Israel Launches Airstrikes on Lebanon 08/05 06:16
TEL AVIV, Israel (AP) -- Israel on Thursday escalated its response to rocket
attacks this week by launching rare airstrikes on Lebanon, the army and
Lebanese officials said.
The Israeli army said in a statement that jets struck the launch sites from
which rockets had been fired over the previous day, as well as an additional
target used to attack Israel in the past. The IDF blamed the state of Lebanon
for the shelling and warned "against further attempts to harm Israeli civilians
and Israel's sovereignty."
The overnight airstrikes in southern Lebanon were a marked escalation at a
politically sensitive time. Israel's new eight-party governing coalition is
trying to keep peace under a fragile cease fire that ended an 11-day war with
Hamas' militant rulers in Gaza in May. Several incidents leading up to this
week's rocket fire from Lebanon have focused attention on Israel's northern
border, and the United States swiftly condemned the attacks on Israel.
The strikes also come as Lebanon is mired in multiple crises, including a
devastating economic and financial crisis and political deadlock that has left
the country without a functional government for a full year.
Lebanese President Michel Aoun said Israel's use of its air force to target
Lebanese villages "is the first of its kind since 2006 and indicated the
presence of aggressive, escalatory intentions" against Lebanon. In a statement,
he said Lebanon would submit a complaint to the United Nations.
Israel and the Lebanese militant group Hezbollah fought a devastating,
monthlong war in 2006 which killed some 1,200 Lebanese, mostly civilians, and
around 160 Israelis, mostly soldiers. The war failed to neutralize the group's
rocket threat, and Israeli officials say Hezbollah's improved missile arsenal
is now capable of striking virtually anywhere in the country.
No one has claimed responsibility for the rocket fire from Lebanon, and
Hezbollah has not commented. The Hezbollah-owned Al-Manar TV reported the
Israeli strikes at around 2 a.m. Thursday, saying they hit an empty area in the
Mahmoudiya Village in Marjayoun district.
Avichai Adraee, the Israeli army's Arabic-language spokesman, said the
Lebanese government is responsible for what happens on its territories and
warned against more attacks on Israel from south Lebanon.
Three rockets were fired from Lebanon into Israeli territory Wednesday and
the army responded with sustained artillery fire, Israel's military said. The
announcement came after sirens sounded in northern Israel warning of a possible
rocket attack. Two rockets landed inside Israeli territory, the army said.
Channel 12 reported that one rocket exploded in an open area and another was
intercepted by Israel's defense system, known as the Iron Dome.
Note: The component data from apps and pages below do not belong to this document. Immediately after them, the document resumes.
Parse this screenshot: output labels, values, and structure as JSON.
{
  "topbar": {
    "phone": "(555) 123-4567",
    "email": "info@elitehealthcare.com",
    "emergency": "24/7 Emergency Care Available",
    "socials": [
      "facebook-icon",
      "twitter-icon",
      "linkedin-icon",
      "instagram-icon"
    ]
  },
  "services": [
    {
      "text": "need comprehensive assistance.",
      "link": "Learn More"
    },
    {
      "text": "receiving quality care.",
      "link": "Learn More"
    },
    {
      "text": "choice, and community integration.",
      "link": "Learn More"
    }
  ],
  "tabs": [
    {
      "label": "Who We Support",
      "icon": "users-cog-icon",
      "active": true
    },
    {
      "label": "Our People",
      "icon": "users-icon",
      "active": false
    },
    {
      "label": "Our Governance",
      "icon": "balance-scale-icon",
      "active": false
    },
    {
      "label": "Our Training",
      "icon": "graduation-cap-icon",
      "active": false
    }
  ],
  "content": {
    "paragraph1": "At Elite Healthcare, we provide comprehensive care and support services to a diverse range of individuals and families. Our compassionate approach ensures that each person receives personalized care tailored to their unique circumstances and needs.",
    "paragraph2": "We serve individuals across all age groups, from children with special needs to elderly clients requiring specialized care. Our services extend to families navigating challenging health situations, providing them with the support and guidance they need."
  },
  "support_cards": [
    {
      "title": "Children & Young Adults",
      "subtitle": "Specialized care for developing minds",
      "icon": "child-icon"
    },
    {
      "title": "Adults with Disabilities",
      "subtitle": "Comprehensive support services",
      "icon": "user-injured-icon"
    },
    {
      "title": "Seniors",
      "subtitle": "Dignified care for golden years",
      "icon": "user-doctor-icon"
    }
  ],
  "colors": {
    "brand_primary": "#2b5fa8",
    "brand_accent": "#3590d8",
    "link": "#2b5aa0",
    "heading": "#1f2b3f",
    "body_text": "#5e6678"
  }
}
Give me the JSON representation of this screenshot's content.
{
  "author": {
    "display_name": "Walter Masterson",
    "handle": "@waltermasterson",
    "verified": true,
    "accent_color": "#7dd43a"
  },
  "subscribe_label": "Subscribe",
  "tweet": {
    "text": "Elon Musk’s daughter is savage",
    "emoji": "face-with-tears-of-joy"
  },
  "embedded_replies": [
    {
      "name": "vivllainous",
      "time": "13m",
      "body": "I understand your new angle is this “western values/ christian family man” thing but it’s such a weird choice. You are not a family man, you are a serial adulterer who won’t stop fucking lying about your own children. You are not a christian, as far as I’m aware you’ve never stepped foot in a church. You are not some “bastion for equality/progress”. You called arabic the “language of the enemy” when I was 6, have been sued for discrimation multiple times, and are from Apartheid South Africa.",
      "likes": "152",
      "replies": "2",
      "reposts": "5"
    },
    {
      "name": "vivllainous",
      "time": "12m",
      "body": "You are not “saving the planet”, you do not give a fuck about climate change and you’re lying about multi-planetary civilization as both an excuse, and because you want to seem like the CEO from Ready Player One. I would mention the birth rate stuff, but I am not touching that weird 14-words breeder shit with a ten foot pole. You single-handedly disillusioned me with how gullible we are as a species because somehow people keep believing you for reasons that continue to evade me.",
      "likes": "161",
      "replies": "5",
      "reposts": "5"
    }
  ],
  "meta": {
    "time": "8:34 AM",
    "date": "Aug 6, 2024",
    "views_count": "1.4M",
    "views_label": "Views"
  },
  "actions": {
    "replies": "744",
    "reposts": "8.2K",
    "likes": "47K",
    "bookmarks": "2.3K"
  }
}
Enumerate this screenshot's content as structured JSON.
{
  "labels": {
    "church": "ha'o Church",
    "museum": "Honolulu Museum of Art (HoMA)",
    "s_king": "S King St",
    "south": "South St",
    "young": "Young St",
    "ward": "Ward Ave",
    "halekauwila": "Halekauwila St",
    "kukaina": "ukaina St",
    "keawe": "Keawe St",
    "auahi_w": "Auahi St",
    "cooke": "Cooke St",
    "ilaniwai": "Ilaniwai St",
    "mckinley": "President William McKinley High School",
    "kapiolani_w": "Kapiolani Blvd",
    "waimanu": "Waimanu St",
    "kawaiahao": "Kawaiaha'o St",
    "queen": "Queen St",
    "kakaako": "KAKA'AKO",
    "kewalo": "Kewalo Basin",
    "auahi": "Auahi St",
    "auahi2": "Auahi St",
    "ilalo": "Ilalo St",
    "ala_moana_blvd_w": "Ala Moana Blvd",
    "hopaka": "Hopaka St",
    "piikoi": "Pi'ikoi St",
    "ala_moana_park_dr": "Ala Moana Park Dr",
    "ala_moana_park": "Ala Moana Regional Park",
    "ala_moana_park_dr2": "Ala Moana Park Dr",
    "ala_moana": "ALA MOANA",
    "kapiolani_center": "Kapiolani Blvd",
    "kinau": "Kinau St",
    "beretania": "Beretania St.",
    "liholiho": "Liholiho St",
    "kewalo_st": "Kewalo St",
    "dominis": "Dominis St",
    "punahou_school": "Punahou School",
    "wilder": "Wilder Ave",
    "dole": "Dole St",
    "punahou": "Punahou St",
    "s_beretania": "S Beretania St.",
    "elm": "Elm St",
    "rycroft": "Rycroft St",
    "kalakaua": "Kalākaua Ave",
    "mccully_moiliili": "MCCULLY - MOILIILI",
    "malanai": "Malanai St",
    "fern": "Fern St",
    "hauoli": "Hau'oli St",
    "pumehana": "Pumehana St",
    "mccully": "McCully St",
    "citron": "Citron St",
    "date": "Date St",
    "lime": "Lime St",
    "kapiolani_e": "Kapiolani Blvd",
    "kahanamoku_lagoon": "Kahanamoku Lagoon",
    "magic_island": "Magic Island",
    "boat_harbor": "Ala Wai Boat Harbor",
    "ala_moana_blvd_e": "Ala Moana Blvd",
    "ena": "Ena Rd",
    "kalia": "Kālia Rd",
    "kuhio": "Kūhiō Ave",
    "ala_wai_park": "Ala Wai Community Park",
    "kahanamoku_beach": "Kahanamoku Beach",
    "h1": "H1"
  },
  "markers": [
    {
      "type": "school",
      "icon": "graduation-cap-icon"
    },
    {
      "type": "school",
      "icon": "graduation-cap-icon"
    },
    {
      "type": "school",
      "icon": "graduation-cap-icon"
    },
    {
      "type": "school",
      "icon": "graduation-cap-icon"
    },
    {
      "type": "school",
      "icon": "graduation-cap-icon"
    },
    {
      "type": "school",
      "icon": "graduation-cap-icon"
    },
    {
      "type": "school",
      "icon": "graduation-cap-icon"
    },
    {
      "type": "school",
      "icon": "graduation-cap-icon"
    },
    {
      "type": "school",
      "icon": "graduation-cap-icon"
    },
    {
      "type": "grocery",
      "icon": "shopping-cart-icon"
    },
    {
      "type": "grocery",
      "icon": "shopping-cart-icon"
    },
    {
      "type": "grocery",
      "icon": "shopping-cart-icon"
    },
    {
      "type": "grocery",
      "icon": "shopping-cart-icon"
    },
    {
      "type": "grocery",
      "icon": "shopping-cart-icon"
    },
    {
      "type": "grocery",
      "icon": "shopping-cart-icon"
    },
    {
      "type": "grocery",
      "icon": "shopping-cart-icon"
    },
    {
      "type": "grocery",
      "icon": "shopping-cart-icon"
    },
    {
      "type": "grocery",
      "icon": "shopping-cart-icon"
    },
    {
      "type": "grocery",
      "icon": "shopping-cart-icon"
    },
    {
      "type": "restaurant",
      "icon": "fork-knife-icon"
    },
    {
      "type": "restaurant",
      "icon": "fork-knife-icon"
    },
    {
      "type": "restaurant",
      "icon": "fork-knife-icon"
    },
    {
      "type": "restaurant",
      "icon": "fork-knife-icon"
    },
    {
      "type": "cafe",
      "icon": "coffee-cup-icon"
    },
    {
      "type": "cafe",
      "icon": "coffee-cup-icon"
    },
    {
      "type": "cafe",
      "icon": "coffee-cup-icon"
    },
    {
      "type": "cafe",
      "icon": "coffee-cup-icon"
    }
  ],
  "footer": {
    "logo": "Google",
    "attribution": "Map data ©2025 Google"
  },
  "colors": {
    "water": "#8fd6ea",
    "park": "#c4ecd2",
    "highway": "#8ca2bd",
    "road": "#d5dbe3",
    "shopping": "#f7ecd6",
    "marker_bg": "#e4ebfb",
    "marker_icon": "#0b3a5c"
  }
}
Israeli media
reported that the incoming rockets started fires near Kiryat Shmona, a
community of about 20,000 people near the Lebanese border.
The Lebanese military reported 92 artillery shells fired by Israel on
Lebanese villages as a result of the rocket fire from Lebanon. It said the
Israeli artillery shelling resulted in a fire in the village of Rashaya
al-Fukhar. In a statement, the Lebanese army also said it was conducting
patrols in the border region and had set up a number of checkpoints and opened
an investigation to determine the source of the rocket fire.
There have been several similar incidents in recent months.
U.S. State Department spokesman Ned Price condemned the rocket fire from
"Israel has the right to defend itself against such attacks," he told
reporters in Washington, adding that the U.S. would remain engaged with
partners "in the region in an effort to de-escalate the situation."
At the United Nations, spokesman Stephane Dujarric said the U.N.
peacekeeping mission in Lebanon, known as UNIFIL, was aware of the rocket fire
and Israel's artillery response. He said the UNIFIL commander, Maj. Gen.
Stefano Del Col, appealed for a cease-fire and urged both sides to "exercise
maximum restraint to avoid further escalation."